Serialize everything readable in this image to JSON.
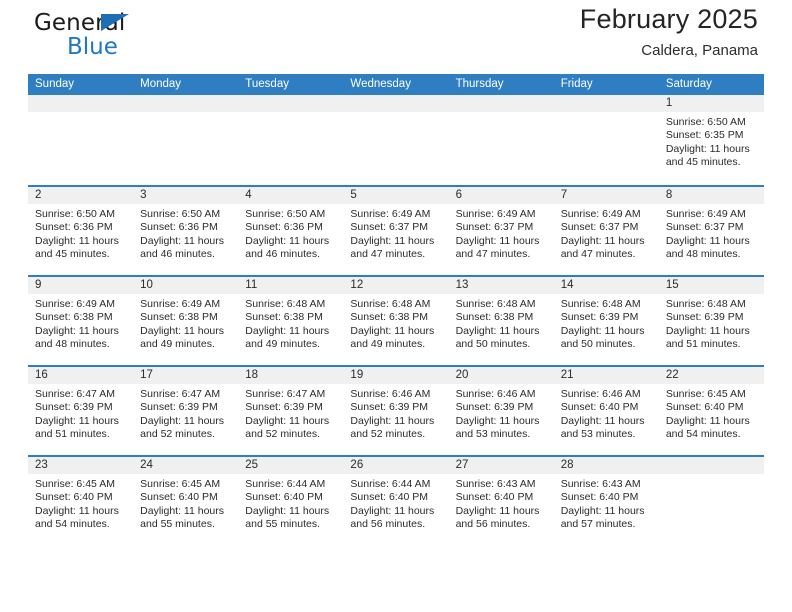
{
  "brand": {
    "name_top": "General",
    "name_bottom": "Blue",
    "triangle_color": "#1f6db5",
    "text_color": "#1f78c1"
  },
  "header": {
    "title": "February 2025",
    "subtitle": "Caldera, Panama"
  },
  "theme": {
    "header_blue": "#2f7ec1",
    "band_gray": "#f0f0f0"
  },
  "weekdays": [
    "Sunday",
    "Monday",
    "Tuesday",
    "Wednesday",
    "Thursday",
    "Friday",
    "Saturday"
  ],
  "weeks": [
    [
      {
        "day": "",
        "sunrise": "",
        "sunset": "",
        "daylight_line1": "",
        "daylight_line2": ""
      },
      {
        "day": "",
        "sunrise": "",
        "sunset": "",
        "daylight_line1": "",
        "daylight_line2": ""
      },
      {
        "day": "",
        "sunrise": "",
        "sunset": "",
        "daylight_line1": "",
        "daylight_line2": ""
      },
      {
        "day": "",
        "sunrise": "",
        "sunset": "",
        "daylight_line1": "",
        "daylight_line2": ""
      },
      {
        "day": "",
        "sunrise": "",
        "sunset": "",
        "daylight_line1": "",
        "daylight_line2": ""
      },
      {
        "day": "",
        "sunrise": "",
        "sunset": "",
        "daylight_line1": "",
        "daylight_line2": ""
      },
      {
        "day": "1",
        "sunrise": "Sunrise: 6:50 AM",
        "sunset": "Sunset: 6:35 PM",
        "daylight_line1": "Daylight: 11 hours",
        "daylight_line2": "and 45 minutes."
      }
    ],
    [
      {
        "day": "2",
        "sunrise": "Sunrise: 6:50 AM",
        "sunset": "Sunset: 6:36 PM",
        "daylight_line1": "Daylight: 11 hours",
        "daylight_line2": "and 45 minutes."
      },
      {
        "day": "3",
        "sunrise": "Sunrise: 6:50 AM",
        "sunset": "Sunset: 6:36 PM",
        "daylight_line1": "Daylight: 11 hours",
        "daylight_line2": "and 46 minutes."
      },
      {
        "day": "4",
        "sunrise": "Sunrise: 6:50 AM",
        "sunset": "Sunset: 6:36 PM",
        "daylight_line1": "Daylight: 11 hours",
        "daylight_line2": "and 46 minutes."
      },
      {
        "day": "5",
        "sunrise": "Sunrise: 6:49 AM",
        "sunset": "Sunset: 6:37 PM",
        "daylight_line1": "Daylight: 11 hours",
        "daylight_line2": "and 47 minutes."
      },
      {
        "day": "6",
        "sunrise": "Sunrise: 6:49 AM",
        "sunset": "Sunset: 6:37 PM",
        "daylight_line1": "Daylight: 11 hours",
        "daylight_line2": "and 47 minutes."
      },
      {
        "day": "7",
        "sunrise": "Sunrise: 6:49 AM",
        "sunset": "Sunset: 6:37 PM",
        "daylight_line1": "Daylight: 11 hours",
        "daylight_line2": "and 47 minutes."
      },
      {
        "day": "8",
        "sunrise": "Sunrise: 6:49 AM",
        "sunset": "Sunset: 6:37 PM",
        "daylight_line1": "Daylight: 11 hours",
        "daylight_line2": "and 48 minutes."
      }
    ],
    [
      {
        "day": "9",
        "sunrise": "Sunrise: 6:49 AM",
        "sunset": "Sunset: 6:38 PM",
        "daylight_line1": "Daylight: 11 hours",
        "daylight_line2": "and 48 minutes."
      },
      {
        "day": "10",
        "sunrise": "Sunrise: 6:49 AM",
        "sunset": "Sunset: 6:38 PM",
        "daylight_line1": "Daylight: 11 hours",
        "daylight_line2": "and 49 minutes."
      },
      {
        "day": "11",
        "sunrise": "Sunrise: 6:48 AM",
        "sunset": "Sunset: 6:38 PM",
        "daylight_line1": "Daylight: 11 hours",
        "daylight_line2": "and 49 minutes."
      },
      {
        "day": "12",
        "sunrise": "Sunrise: 6:48 AM",
        "sunset": "Sunset: 6:38 PM",
        "daylight_line1": "Daylight: 11 hours",
        "daylight_line2": "and 49 minutes."
      },
      {
        "day": "13",
        "sunrise": "Sunrise: 6:48 AM",
        "sunset": "Sunset: 6:38 PM",
        "daylight_line1": "Daylight: 11 hours",
        "daylight_line2": "and 50 minutes."
      },
      {
        "day": "14",
        "sunrise": "Sunrise: 6:48 AM",
        "sunset": "Sunset: 6:39 PM",
        "daylight_line1": "Daylight: 11 hours",
        "daylight_line2": "and 50 minutes."
      },
      {
        "day": "15",
        "sunrise": "Sunrise: 6:48 AM",
        "sunset": "Sunset: 6:39 PM",
        "daylight_line1": "Daylight: 11 hours",
        "daylight_line2": "and 51 minutes."
      }
    ],
    [
      {
        "day": "16",
        "sunrise": "Sunrise: 6:47 AM",
        "sunset": "Sunset: 6:39 PM",
        "daylight_line1": "Daylight: 11 hours",
        "daylight_line2": "and 51 minutes."
      },
      {
        "day": "17",
        "sunrise": "Sunrise: 6:47 AM",
        "sunset": "Sunset: 6:39 PM",
        "daylight_line1": "Daylight: 11 hours",
        "daylight_line2": "and 52 minutes."
      },
      {
        "day": "18",
        "sunrise": "Sunrise: 6:47 AM",
        "sunset": "Sunset: 6:39 PM",
        "daylight_line1": "Daylight: 11 hours",
        "daylight_line2": "and 52 minutes."
      },
      {
        "day": "19",
        "sunrise": "Sunrise: 6:46 AM",
        "sunset": "Sunset: 6:39 PM",
        "daylight_line1": "Daylight: 11 hours",
        "daylight_line2": "and 52 minutes."
      },
      {
        "day": "20",
        "sunrise": "Sunrise: 6:46 AM",
        "sunset": "Sunset: 6:39 PM",
        "daylight_line1": "Daylight: 11 hours",
        "daylight_line2": "and 53 minutes."
      },
      {
        "day": "21",
        "sunrise": "Sunrise: 6:46 AM",
        "sunset": "Sunset: 6:40 PM",
        "daylight_line1": "Daylight: 11 hours",
        "daylight_line2": "and 53 minutes."
      },
      {
        "day": "22",
        "sunrise": "Sunrise: 6:45 AM",
        "sunset": "Sunset: 6:40 PM",
        "daylight_line1": "Daylight: 11 hours",
        "daylight_line2": "and 54 minutes."
      }
    ],
    [
      {
        "day": "23",
        "sunrise": "Sunrise: 6:45 AM",
        "sunset": "Sunset: 6:40 PM",
        "daylight_line1": "Daylight: 11 hours",
        "daylight_line2": "and 54 minutes."
      },
      {
        "day": "24",
        "sunrise": "Sunrise: 6:45 AM",
        "sunset": "Sunset: 6:40 PM",
        "daylight_line1": "Daylight: 11 hours",
        "daylight_line2": "and 55 minutes."
      },
      {
        "day": "25",
        "sunrise": "Sunrise: 6:44 AM",
        "sunset": "Sunset: 6:40 PM",
        "daylight_line1": "Daylight: 11 hours",
        "daylight_line2": "and 55 minutes."
      },
      {
        "day": "26",
        "sunrise": "Sunrise: 6:44 AM",
        "sunset": "Sunset: 6:40 PM",
        "daylight_line1": "Daylight: 11 hours",
        "daylight_line2": "and 56 minutes."
      },
      {
        "day": "27",
        "sunrise": "Sunrise: 6:43 AM",
        "sunset": "Sunset: 6:40 PM",
        "daylight_line1": "Daylight: 11 hours",
        "daylight_line2": "and 56 minutes."
      },
      {
        "day": "28",
        "sunrise": "Sunrise: 6:43 AM",
        "sunset": "Sunset: 6:40 PM",
        "daylight_line1": "Daylight: 11 hours",
        "daylight_line2": "and 57 minutes."
      },
      {
        "day": "",
        "sunrise": "",
        "sunset": "",
        "daylight_line1": "",
        "daylight_line2": ""
      }
    ]
  ]
}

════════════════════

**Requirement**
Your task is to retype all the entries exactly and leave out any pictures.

**Answer section**
Serialize everything readable in this image to JSON.
{
  "brand": {
    "name_top": "General",
    "name_bottom": "Blue",
    "triangle_color": "#1f6db5",
    "text_color": "#1f78c1"
  },
  "header": {
    "title": "February 2025",
    "subtitle": "Caldera, Panama"
  },
  "theme": {
    "header_blue": "#2f7ec1",
    "band_gray": "#f0f0f0"
  },
  "weekdays": [
    "Sunday",
    "Monday",
    "Tuesday",
    "Wednesday",
    "Thursday",
    "Friday",
    "Saturday"
  ],
  "weeks": [
    [
      {
        "day": "",
        "sunrise": "",
        "sunset": "",
        "daylight_line1": "",
        "daylight_line2": ""
      },
      {
        "day": "",
        "sunrise": "",
        "sunset": "",
        "daylight_line1": "",
        "daylight_line2": ""
      },
      {
        "day": "",
        "sunrise": "",
        "sunset": "",
        "daylight_line1": "",
        "daylight_line2": ""
      },
      {
        "day": "",
        "sunrise": "",
        "sunset": "",
        "daylight_line1": "",
        "daylight_line2": ""
      },
      {
        "day": "",
        "sunrise": "",
        "sunset": "",
        "daylight_line1": "",
        "daylight_line2": ""
      },
      {
        "day": "",
        "sunrise": "",
        "sunset": "",
        "daylight_line1": "",
        "daylight_line2": ""
      },
      {
        "day": "1",
        "sunrise": "Sunrise: 6:50 AM",
        "sunset": "Sunset: 6:35 PM",
        "daylight_line1": "Daylight: 11 hours",
        "daylight_line2": "and 45 minutes."
      }
    ],
    [
      {
        "day": "2",
        "sunrise": "Sunrise: 6:50 AM",
        "sunset": "Sunset: 6:36 PM",
        "daylight_line1": "Daylight: 11 hours",
        "daylight_line2": "and 45 minutes."
      },
      {
        "day": "3",
        "sunrise": "Sunrise: 6:50 AM",
        "sunset": "Sunset: 6:36 PM",
        "daylight_line1": "Daylight: 11 hours",
        "daylight_line2": "and 46 minutes."
      },
      {
        "day": "4",
        "sunrise": "Sunrise: 6:50 AM",
        "sunset": "Sunset: 6:36 PM",
        "daylight_line1": "Daylight: 11 hours",
        "daylight_line2": "and 46 minutes."
      },
      {
        "day": "5",
        "sunrise": "Sunrise: 6:49 AM",
        "sunset": "Sunset: 6:37 PM",
        "daylight_line1": "Daylight: 11 hours",
        "daylight_line2": "and 47 minutes."
      },
      {
        "day": "6",
        "sunrise": "Sunrise: 6:49 AM",
        "sunset": "Sunset: 6:37 PM",
        "daylight_line1": "Daylight: 11 hours",
        "daylight_line2": "and 47 minutes."
      },
      {
        "day": "7",
        "sunrise": "Sunrise: 6:49 AM",
        "sunset": "Sunset: 6:37 PM",
        "daylight_line1": "Daylight: 11 hours",
        "daylight_line2": "and 47 minutes."
      },
      {
        "day": "8",
        "sunrise": "Sunrise: 6:49 AM",
        "sunset": "Sunset: 6:37 PM",
        "daylight_line1": "Daylight: 11 hours",
        "daylight_line2": "and 48 minutes."
      }
    ],
    [
      {
        "day": "9",
        "sunrise": "Sunrise: 6:49 AM",
        "sunset": "Sunset: 6:38 PM",
        "daylight_line1": "Daylight: 11 hours",
        "daylight_line2": "and 48 minutes."
      },
      {
        "day": "10",
        "sunrise": "Sunrise: 6:49 AM",
        "sunset": "Sunset: 6:38 PM",
        "daylight_line1": "Daylight: 11 hours",
        "daylight_line2": "and 49 minutes."
      },
      {
        "day": "11",
        "sunrise": "Sunrise: 6:48 AM",
        "sunset": "Sunset: 6:38 PM",
        "daylight_line1": "Daylight: 11 hours",
        "daylight_line2": "and 49 minutes."
      },
      {
        "day": "12",
        "sunrise": "Sunrise: 6:48 AM",
        "sunset": "Sunset: 6:38 PM",
        "daylight_line1": "Daylight: 11 hours",
        "daylight_line2": "and 49 minutes."
      },
      {
        "day": "13",
        "sunrise": "Sunrise: 6:48 AM",
        "sunset": "Sunset: 6:38 PM",
        "daylight_line1": "Daylight: 11 hours",
        "daylight_line2": "and 50 minutes."
      },
      {
        "day": "14",
        "sunrise": "Sunrise: 6:48 AM",
        "sunset": "Sunset: 6:39 PM",
        "daylight_line1": "Daylight: 11 hours",
        "daylight_line2": "and 50 minutes."
      },
      {
        "day": "15",
        "sunrise": "Sunrise: 6:48 AM",
        "sunset": "Sunset: 6:39 PM",
        "daylight_line1": "Daylight: 11 hours",
        "daylight_line2": "and 51 minutes."
      }
    ],
    [
      {
        "day": "16",
        "sunrise": "Sunrise: 6:47 AM",
        "sunset": "Sunset: 6:39 PM",
        "daylight_line1": "Daylight: 11 hours",
        "daylight_line2": "and 51 minutes."
      },
      {
        "day": "17",
        "sunrise": "Sunrise: 6:47 AM",
        "sunset": "Sunset: 6:39 PM",
        "daylight_line1": "Daylight: 11 hours",
        "daylight_line2": "and 52 minutes."
      },
      {
        "day": "18",
        "sunrise": "Sunrise: 6:47 AM",
        "sunset": "Sunset: 6:39 PM",
        "daylight_line1": "Daylight: 11 hours",
        "daylight_line2": "and 52 minutes."
      },
      {
        "day": "19",
        "sunrise": "Sunrise: 6:46 AM",
        "sunset": "Sunset: 6:39 PM",
        "daylight_line1": "Daylight: 11 hours",
        "daylight_line2": "and 52 minutes."
      },
      {
        "day": "20",
        "sunrise": "Sunrise: 6:46 AM",
        "sunset": "Sunset: 6:39 PM",
        "daylight_line1": "Daylight: 11 hours",
        "daylight_line2": "and 53 minutes."
      },
      {
        "day": "21",
        "sunrise": "Sunrise: 6:46 AM",
        "sunset": "Sunset: 6:40 PM",
        "daylight_line1": "Daylight: 11 hours",
        "daylight_line2": "and 53 minutes."
      },
      {
        "day": "22",
        "sunrise": "Sunrise: 6:45 AM",
        "sunset": "Sunset: 6:40 PM",
        "daylight_line1": "Daylight: 11 hours",
        "daylight_line2": "and 54 minutes."
      }
    ],
    [
      {
        "day": "23",
        "sunrise": "Sunrise: 6:45 AM",
        "sunset": "Sunset: 6:40 PM",
        "daylight_line1": "Daylight: 11 hours",
        "daylight_line2": "and 54 minutes."
      },
      {
        "day": "24",
        "sunrise": "Sunrise: 6:45 AM",
        "sunset": "Sunset: 6:40 PM",
        "daylight_line1": "Daylight: 11 hours",
        "daylight_line2": "and 55 minutes."
      },
      {
        "day": "25",
        "sunrise": "Sunrise: 6:44 AM",
        "sunset": "Sunset: 6:40 PM",
        "daylight_line1": "Daylight: 11 hours",
        "daylight_line2": "and 55 minutes."
      },
      {
        "day": "26",
        "sunrise": "Sunrise: 6:44 AM",
        "sunset": "Sunset: 6:40 PM",
        "daylight_line1": "Daylight: 11 hours",
        "daylight_line2": "and 56 minutes."
      },
      {
        "day": "27",
        "sunrise": "Sunrise: 6:43 AM",
        "sunset": "Sunset: 6:40 PM",
        "daylight_line1": "Daylight: 11 hours",
        "daylight_line2": "and 56 minutes."
      },
      {
        "day": "28",
        "sunrise": "Sunrise: 6:43 AM",
        "sunset": "Sunset: 6:40 PM",
        "daylight_line1": "Daylight: 11 hours",
        "daylight_line2": "and 57 minutes."
      },
      {
        "day": "",
        "sunrise": "",
        "sunset": "",
        "daylight_line1": "",
        "daylight_line2": ""
      }
    ]
  ]
}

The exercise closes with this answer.